**Available data:**
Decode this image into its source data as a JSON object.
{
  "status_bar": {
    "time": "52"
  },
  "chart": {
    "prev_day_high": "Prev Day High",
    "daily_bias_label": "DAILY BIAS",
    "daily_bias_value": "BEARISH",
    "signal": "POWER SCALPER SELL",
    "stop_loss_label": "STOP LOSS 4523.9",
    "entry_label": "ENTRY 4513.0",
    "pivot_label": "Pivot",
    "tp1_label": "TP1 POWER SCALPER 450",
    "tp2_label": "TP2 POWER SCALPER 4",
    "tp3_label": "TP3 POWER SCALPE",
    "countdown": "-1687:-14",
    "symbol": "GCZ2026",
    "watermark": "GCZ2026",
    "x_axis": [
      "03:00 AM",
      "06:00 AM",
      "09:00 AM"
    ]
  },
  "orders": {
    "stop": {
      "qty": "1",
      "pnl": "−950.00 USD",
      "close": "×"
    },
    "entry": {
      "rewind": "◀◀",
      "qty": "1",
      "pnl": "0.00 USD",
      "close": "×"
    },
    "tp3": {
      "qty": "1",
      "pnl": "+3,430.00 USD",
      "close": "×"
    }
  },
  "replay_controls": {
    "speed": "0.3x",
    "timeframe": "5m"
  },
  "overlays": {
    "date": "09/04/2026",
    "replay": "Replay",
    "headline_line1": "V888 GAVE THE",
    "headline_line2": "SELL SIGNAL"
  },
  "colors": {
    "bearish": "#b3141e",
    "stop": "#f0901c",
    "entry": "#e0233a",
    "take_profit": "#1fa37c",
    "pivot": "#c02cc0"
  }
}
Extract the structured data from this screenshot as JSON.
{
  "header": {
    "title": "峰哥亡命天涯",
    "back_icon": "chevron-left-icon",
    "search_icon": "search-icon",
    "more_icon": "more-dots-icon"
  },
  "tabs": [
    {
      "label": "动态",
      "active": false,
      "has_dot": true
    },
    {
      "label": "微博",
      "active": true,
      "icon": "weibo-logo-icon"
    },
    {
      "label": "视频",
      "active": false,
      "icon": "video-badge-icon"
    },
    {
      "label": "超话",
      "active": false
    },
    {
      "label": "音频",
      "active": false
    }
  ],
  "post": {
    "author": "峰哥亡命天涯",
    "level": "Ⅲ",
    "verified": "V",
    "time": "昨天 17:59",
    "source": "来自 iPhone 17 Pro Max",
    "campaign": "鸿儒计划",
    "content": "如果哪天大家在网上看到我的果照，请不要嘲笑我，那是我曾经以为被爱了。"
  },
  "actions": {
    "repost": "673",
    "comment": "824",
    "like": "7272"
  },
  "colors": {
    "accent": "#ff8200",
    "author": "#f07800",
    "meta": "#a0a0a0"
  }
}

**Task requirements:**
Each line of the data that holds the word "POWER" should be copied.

**Answer to the exercise:**
    "signal": "POWER SCALPER SELL",
    "tp1_label": "TP1 POWER SCALPER 450",
    "tp2_label": "TP2 POWER SCALPER 4",
    "tp3_label": "TP3 POWER SCALPE",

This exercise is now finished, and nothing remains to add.